As far as Anas Altikriti himself, at the annual US-Islamic World Forum in Doha that he attended in 2010, he was listed as a representative of the Islamic Party in Iraq (IIP), known to have been headed at one time by his father, described in the above MAB statement as the “head of the Iraqi Muslim Brotherhood.” The Iraqi Islamic Party has been described as follows:
The Iraqi Islamic Party was formed as an Iraqi Muslim Brotherhood organization, and conducted underground work during the Baathist period. Thee party does not considers itself a branch of the Muslim Brotherhood Group, established in Egypt in 1994, nor a political front for it in Iraq. The Iraqi Islamic Party acknowledges strong ties to the Egyptian Muslim Brotherhood through political and intellectual alliances.
The Cordoba Foundation itself, headed by Anas Altikriti, describes the IIP as an “offshoot “ of the Muslim Brotherhood. Furthermore, in February 2015 the GMBDW reported that an independent Arab language news portal identified Altikriti as as a senior member of the International Organization of the Muslim Brotherhood.
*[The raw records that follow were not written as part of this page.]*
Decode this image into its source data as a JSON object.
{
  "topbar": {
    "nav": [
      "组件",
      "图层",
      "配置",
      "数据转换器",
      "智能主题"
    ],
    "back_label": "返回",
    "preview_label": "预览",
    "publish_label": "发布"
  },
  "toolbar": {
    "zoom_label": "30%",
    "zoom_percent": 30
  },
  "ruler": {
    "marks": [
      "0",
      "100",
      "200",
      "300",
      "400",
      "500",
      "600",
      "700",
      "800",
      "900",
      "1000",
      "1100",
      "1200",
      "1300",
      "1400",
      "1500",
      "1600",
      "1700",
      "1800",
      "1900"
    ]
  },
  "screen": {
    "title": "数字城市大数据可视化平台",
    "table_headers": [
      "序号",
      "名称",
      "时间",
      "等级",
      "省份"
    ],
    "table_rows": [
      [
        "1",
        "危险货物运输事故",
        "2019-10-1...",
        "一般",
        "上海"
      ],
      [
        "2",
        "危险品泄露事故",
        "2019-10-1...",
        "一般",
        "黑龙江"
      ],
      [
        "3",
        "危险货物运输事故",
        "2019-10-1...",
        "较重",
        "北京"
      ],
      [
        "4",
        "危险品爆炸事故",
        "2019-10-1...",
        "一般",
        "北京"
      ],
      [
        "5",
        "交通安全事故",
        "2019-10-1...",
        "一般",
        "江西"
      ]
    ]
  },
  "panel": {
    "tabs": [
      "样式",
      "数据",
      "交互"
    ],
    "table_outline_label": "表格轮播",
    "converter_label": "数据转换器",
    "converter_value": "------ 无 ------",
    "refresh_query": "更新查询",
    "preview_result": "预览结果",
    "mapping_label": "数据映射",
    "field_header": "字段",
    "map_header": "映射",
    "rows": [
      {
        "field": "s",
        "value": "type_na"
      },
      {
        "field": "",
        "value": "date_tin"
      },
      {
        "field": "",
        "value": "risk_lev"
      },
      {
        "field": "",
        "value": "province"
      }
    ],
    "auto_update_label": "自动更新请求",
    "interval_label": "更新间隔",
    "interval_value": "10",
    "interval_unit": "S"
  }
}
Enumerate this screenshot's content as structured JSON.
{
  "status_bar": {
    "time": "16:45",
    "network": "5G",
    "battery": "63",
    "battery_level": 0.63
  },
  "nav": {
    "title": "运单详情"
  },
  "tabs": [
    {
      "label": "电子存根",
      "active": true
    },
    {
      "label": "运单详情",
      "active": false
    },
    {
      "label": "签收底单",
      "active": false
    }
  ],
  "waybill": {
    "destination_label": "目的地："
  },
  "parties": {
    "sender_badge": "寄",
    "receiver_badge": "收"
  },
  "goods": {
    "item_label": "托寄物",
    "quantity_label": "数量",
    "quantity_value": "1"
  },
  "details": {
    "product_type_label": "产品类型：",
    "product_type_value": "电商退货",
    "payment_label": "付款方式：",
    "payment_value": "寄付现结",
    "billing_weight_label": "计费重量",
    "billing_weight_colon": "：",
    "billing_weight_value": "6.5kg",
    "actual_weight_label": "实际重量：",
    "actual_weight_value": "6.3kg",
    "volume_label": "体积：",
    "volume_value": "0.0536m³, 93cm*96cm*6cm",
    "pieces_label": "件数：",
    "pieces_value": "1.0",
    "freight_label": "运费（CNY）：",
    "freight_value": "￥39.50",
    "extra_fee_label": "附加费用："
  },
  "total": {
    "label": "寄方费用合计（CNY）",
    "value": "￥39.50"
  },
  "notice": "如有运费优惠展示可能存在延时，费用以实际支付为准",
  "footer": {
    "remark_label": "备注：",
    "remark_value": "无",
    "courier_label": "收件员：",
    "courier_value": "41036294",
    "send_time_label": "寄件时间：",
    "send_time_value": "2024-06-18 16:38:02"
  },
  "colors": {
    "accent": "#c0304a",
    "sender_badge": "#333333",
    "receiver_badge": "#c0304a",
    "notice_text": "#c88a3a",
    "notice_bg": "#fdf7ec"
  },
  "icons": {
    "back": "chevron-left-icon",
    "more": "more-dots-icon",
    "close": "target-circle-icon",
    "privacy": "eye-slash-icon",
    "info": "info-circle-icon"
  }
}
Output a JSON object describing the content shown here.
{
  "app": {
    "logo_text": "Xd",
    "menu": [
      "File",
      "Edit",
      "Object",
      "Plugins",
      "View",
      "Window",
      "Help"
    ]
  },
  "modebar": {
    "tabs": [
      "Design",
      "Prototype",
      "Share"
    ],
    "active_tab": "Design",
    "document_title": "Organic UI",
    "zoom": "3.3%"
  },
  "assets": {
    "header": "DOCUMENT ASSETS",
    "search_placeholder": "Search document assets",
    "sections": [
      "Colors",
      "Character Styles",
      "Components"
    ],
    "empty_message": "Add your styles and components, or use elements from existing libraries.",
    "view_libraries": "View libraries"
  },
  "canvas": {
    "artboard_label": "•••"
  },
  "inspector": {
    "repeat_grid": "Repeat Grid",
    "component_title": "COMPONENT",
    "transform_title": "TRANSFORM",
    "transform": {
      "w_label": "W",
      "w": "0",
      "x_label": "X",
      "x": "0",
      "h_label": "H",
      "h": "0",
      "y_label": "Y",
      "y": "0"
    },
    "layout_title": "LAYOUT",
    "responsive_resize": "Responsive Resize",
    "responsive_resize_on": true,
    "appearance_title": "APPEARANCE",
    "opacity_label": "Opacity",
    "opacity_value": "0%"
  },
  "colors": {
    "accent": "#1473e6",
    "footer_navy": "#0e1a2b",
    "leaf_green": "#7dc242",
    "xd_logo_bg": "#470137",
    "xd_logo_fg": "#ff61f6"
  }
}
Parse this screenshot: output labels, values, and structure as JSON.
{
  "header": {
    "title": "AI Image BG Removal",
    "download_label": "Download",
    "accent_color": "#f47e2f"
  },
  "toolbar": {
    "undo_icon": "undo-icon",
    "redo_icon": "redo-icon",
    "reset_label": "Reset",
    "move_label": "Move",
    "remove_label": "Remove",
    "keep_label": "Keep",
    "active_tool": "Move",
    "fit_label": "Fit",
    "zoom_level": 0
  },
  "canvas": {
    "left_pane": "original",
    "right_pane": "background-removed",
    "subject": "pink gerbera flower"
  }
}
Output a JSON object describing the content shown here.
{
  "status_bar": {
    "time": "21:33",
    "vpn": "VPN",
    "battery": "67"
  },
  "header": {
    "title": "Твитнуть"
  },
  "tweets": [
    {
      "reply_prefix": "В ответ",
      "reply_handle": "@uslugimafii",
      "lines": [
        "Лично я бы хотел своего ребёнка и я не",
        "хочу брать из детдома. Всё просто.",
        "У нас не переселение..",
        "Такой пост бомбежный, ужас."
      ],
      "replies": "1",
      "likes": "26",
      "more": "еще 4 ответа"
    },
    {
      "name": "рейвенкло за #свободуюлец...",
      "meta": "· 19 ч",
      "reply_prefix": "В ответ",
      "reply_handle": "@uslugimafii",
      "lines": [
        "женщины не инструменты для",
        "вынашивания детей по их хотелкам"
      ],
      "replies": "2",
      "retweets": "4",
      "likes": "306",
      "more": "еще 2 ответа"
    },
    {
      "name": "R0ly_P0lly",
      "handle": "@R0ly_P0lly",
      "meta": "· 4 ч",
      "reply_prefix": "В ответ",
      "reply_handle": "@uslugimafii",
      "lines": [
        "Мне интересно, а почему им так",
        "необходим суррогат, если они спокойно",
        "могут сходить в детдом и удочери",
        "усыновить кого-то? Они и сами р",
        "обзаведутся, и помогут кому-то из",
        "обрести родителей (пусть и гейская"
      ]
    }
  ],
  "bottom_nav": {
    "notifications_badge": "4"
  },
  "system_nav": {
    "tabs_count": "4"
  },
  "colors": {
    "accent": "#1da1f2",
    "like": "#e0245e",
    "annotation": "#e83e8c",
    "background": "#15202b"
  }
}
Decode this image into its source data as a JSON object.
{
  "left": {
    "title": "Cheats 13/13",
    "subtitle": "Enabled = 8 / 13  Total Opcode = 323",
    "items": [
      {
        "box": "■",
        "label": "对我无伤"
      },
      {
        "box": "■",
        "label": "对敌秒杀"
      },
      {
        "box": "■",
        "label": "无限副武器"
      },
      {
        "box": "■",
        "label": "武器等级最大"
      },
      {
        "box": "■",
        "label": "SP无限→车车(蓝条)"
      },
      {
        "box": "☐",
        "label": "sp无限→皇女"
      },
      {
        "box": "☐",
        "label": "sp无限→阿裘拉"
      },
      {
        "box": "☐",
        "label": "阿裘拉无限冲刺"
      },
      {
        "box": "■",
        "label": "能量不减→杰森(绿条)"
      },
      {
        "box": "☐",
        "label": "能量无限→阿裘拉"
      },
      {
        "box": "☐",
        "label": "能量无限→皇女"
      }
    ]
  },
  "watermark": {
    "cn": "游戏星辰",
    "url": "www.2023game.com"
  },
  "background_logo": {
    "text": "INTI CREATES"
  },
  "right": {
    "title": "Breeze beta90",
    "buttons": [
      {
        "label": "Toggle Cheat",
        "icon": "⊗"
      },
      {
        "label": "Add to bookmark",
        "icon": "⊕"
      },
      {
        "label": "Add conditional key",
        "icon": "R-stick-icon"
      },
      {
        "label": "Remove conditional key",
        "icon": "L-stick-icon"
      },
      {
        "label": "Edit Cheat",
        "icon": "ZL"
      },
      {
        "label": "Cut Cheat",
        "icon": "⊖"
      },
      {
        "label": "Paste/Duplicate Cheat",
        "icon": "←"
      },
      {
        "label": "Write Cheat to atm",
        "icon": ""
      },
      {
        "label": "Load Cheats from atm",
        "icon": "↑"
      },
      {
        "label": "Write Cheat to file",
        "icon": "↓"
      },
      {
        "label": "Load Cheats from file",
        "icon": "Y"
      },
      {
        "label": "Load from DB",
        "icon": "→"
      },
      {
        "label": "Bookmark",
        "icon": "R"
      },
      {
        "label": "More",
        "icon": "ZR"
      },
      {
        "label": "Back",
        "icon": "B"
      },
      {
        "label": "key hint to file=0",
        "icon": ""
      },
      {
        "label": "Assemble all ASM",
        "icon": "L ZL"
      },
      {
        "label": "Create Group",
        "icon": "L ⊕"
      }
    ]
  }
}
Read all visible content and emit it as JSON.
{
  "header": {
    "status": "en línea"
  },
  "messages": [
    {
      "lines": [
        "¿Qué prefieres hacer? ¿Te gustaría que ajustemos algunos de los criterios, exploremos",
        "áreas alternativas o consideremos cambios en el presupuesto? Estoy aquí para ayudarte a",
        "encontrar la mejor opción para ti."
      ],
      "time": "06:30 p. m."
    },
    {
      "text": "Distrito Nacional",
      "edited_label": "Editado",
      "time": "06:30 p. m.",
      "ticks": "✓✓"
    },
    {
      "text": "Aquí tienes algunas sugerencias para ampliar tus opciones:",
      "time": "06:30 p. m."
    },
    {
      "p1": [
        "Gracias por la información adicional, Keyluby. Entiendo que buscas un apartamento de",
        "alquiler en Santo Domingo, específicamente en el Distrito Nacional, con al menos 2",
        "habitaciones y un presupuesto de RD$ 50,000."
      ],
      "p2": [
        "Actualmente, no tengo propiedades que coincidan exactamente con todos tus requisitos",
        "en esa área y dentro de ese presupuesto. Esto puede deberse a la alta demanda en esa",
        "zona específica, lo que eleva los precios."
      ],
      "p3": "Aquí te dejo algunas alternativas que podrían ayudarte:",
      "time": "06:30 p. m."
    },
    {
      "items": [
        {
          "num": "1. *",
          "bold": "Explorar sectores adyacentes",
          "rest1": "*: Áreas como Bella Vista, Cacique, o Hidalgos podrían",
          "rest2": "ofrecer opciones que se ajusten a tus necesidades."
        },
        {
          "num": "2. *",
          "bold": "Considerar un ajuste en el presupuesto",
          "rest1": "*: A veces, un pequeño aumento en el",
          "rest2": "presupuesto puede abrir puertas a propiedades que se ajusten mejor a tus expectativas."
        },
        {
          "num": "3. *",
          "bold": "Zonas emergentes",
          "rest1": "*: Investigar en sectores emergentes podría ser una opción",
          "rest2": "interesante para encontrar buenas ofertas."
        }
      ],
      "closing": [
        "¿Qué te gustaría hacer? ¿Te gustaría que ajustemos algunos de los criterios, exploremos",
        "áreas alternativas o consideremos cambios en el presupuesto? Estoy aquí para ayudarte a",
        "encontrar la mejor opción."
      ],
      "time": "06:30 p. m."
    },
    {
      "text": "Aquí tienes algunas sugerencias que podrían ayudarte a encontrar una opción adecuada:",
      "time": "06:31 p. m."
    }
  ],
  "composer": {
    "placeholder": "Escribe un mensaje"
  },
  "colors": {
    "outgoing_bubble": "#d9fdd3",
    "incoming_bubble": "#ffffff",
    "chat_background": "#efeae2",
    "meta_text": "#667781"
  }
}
Time and space do not allow for a further and more comprehensive examination of the links between the MAB and Anas Altikriti to the Muslim Brotherhood but surely any objective analyst would conclude based on the above alone that their statements of “no links” do not stand up to scrutiny. A close examination of the recent activities of Anas Altikriti and his Cordoba Foundation will only further support those ties.